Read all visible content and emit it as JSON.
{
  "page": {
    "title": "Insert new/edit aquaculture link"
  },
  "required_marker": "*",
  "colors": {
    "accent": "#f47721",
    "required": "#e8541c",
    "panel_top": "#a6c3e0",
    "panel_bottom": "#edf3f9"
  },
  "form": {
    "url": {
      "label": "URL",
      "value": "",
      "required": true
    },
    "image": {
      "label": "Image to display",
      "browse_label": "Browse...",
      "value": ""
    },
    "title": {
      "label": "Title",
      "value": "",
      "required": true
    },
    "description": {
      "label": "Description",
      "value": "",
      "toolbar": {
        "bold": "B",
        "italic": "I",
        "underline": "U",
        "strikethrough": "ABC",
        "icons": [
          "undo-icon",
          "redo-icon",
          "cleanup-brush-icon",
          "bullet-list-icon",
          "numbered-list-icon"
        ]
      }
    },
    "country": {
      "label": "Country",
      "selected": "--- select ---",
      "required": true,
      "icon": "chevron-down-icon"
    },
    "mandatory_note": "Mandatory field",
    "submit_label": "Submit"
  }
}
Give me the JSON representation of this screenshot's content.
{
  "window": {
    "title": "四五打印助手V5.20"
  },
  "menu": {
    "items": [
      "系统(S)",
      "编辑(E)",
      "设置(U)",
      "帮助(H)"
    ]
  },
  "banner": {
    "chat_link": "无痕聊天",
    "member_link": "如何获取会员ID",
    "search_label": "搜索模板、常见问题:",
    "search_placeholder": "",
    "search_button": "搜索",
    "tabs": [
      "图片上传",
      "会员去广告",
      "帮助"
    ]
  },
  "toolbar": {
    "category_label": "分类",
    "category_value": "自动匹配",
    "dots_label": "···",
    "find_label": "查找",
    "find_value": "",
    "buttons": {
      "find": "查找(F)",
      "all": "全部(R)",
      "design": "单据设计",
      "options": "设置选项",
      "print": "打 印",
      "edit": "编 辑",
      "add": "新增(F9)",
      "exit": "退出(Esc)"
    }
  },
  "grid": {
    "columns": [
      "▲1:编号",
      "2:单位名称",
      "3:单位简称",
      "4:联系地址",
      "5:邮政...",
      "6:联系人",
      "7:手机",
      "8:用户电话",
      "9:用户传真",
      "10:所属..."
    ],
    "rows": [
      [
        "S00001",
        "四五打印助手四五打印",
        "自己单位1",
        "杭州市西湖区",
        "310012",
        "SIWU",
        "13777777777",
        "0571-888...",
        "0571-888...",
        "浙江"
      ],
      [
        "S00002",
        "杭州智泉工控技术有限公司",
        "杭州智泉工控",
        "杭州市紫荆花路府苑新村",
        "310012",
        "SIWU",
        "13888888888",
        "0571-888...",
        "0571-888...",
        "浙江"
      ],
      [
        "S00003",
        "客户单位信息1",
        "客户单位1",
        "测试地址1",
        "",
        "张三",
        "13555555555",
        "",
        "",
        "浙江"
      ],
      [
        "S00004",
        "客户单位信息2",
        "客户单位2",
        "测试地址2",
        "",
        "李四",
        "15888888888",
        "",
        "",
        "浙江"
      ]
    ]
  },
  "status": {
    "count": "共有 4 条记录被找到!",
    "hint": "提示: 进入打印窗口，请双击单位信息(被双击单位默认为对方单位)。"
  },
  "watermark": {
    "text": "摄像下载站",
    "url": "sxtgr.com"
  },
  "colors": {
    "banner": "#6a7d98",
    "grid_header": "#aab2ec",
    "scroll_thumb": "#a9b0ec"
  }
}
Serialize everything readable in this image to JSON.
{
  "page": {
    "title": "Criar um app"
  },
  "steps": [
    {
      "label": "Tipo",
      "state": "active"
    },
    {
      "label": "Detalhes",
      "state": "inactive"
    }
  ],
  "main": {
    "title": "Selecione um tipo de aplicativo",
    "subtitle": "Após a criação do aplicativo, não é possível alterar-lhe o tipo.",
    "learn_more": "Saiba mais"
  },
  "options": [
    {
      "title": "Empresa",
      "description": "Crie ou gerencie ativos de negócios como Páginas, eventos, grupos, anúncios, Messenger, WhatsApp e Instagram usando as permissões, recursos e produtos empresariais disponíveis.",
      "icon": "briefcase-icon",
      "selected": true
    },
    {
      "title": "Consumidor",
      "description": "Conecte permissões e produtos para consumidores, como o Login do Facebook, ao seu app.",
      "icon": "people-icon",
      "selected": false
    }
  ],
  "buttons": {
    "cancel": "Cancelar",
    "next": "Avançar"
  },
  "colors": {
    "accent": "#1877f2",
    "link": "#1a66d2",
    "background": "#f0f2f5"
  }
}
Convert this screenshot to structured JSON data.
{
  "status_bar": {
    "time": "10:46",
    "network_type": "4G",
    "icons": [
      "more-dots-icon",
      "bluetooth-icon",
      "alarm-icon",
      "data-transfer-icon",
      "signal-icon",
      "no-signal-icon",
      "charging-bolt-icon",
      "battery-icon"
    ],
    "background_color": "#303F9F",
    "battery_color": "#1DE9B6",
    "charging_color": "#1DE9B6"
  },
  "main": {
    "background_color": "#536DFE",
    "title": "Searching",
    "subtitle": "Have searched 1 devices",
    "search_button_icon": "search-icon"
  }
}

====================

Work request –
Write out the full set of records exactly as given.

Written solution –
Read all visible content and emit it as JSON.
{
  "page": {
    "title": "Insert new/edit aquaculture link"
  },
  "required_marker": "*",
  "colors": {
    "accent": "#f47721",
    "required": "#e8541c",
    "panel_top": "#a6c3e0",
    "panel_bottom": "#edf3f9"
  },
  "form": {
    "url": {
      "label": "URL",
      "value": "",
      "required": true
    },
    "image": {
      "label": "Image to display",
      "browse_label": "Browse...",
      "value": ""
    },
    "title": {
      "label": "Title",
      "value": "",
      "required": true
    },
    "description": {
      "label": "Description",
      "value": "",
      "toolbar": {
        "bold": "B",
        "italic": "I",
        "underline": "U",
        "strikethrough": "ABC",
        "icons": [
          "undo-icon",
          "redo-icon",
          "cleanup-brush-icon",
          "bullet-list-icon",
          "numbered-list-icon"
        ]
      }
    },
    "country": {
      "label": "Country",
      "selected": "--- select ---",
      "required": true,
      "icon": "chevron-down-icon"
    },
    "mandatory_note": "Mandatory field",
    "submit_label": "Submit"
  }
}
Give me the JSON representation of this screenshot's content.
{
  "window": {
    "title": "四五打印助手V5.20"
  },
  "menu": {
    "items": [
      "系统(S)",
      "编辑(E)",
      "设置(U)",
      "帮助(H)"
    ]
  },
  "banner": {
    "chat_link": "无痕聊天",
    "member_link": "如何获取会员ID",
    "search_label": "搜索模板、常见问题:",
    "search_placeholder": "",
    "search_button": "搜索",
    "tabs": [
      "图片上传",
      "会员去广告",
      "帮助"
    ]
  },
  "toolbar": {
    "category_label": "分类",
    "category_value": "自动匹配",
    "dots_label": "···",
    "find_label": "查找",
    "find_value": "",
    "buttons": {
      "find": "查找(F)",
      "all": "全部(R)",
      "design": "单据设计",
      "options": "设置选项",
      "print": "打 印",
      "edit": "编 辑",
      "add": "新增(F9)",
      "exit": "退出(Esc)"
    }
  },
  "grid": {
    "columns": [
      "▲1:编号",
      "2:单位名称",
      "3:单位简称",
      "4:联系地址",
      "5:邮政...",
      "6:联系人",
      "7:手机",
      "8:用户电话",
      "9:用户传真",
      "10:所属..."
    ],
    "rows": [
      [
        "S00001",
        "四五打印助手四五打印",
        "自己单位1",
        "杭州市西湖区",
        "310012",
        "SIWU",
        "13777777777",
        "0571-888...",
        "0571-888...",
        "浙江"
      ],
      [
        "S00002",
        "杭州智泉工控技术有限公司",
        "杭州智泉工控",
        "杭州市紫荆花路府苑新村",
        "310012",
        "SIWU",
        "13888888888",
        "0571-888...",
        "0571-888...",
        "浙江"
      ],
      [
        "S00003",
        "客户单位信息1",
        "客户单位1",
        "测试地址1",
        "",
        "张三",
        "13555555555",
        "",
        "",
        "浙江"
      ],
      [
        "S00004",
        "客户单位信息2",
        "客户单位2",
        "测试地址2",
        "",
        "李四",
        "15888888888",
        "",
        "",
        "浙江"
      ]
    ]
  },
  "status": {
    "count": "共有 4 条记录被找到!",
    "hint": "提示: 进入打印窗口，请双击单位信息(被双击单位默认为对方单位)。"
  },
  "watermark": {
    "text": "摄像下载站",
    "url": "sxtgr.com"
  },
  "colors": {
    "banner": "#6a7d98",
    "grid_header": "#aab2ec",
    "scroll_thumb": "#a9b0ec"
  }
}
Serialize everything readable in this image to JSON.
{
  "page": {
    "title": "Criar um app"
  },
  "steps": [
    {
      "label": "Tipo",
      "state": "active"
    },
    {
      "label": "Detalhes",
      "state": "inactive"
    }
  ],
  "main": {
    "title": "Selecione um tipo de aplicativo",
    "subtitle": "Após a criação do aplicativo, não é possível alterar-lhe o tipo.",
    "learn_more": "Saiba mais"
  },
  "options": [
    {
      "title": "Empresa",
      "description": "Crie ou gerencie ativos de negócios como Páginas, eventos, grupos, anúncios, Messenger, WhatsApp e Instagram usando as permissões, recursos e produtos empresariais disponíveis.",
      "icon": "briefcase-icon",
      "selected": true
    },
    {
      "title": "Consumidor",
      "description": "Conecte permissões e produtos para consumidores, como o Login do Facebook, ao seu app.",
      "icon": "people-icon",
      "selected": false
    }
  ],
  "buttons": {
    "cancel": "Cancelar",
    "next": "Avançar"
  },
  "colors": {
    "accent": "#1877f2",
    "link": "#1a66d2",
    "background": "#f0f2f5"
  }
}
Convert this screenshot to structured JSON data.
{
  "status_bar": {
    "time": "10:46",
    "network_type": "4G",
    "icons": [
      "more-dots-icon",
      "bluetooth-icon",
      "alarm-icon",
      "data-transfer-icon",
      "signal-icon",
      "no-signal-icon",
      "charging-bolt-icon",
      "battery-icon"
    ],
    "background_color": "#303F9F",
    "battery_color": "#1DE9B6",
    "charging_color": "#1DE9B6"
  },
  "main": {
    "background_color": "#536DFE",
    "title": "Searching",
    "subtitle": "Have searched 1 devices",
    "search_button_icon": "search-icon"
  }
}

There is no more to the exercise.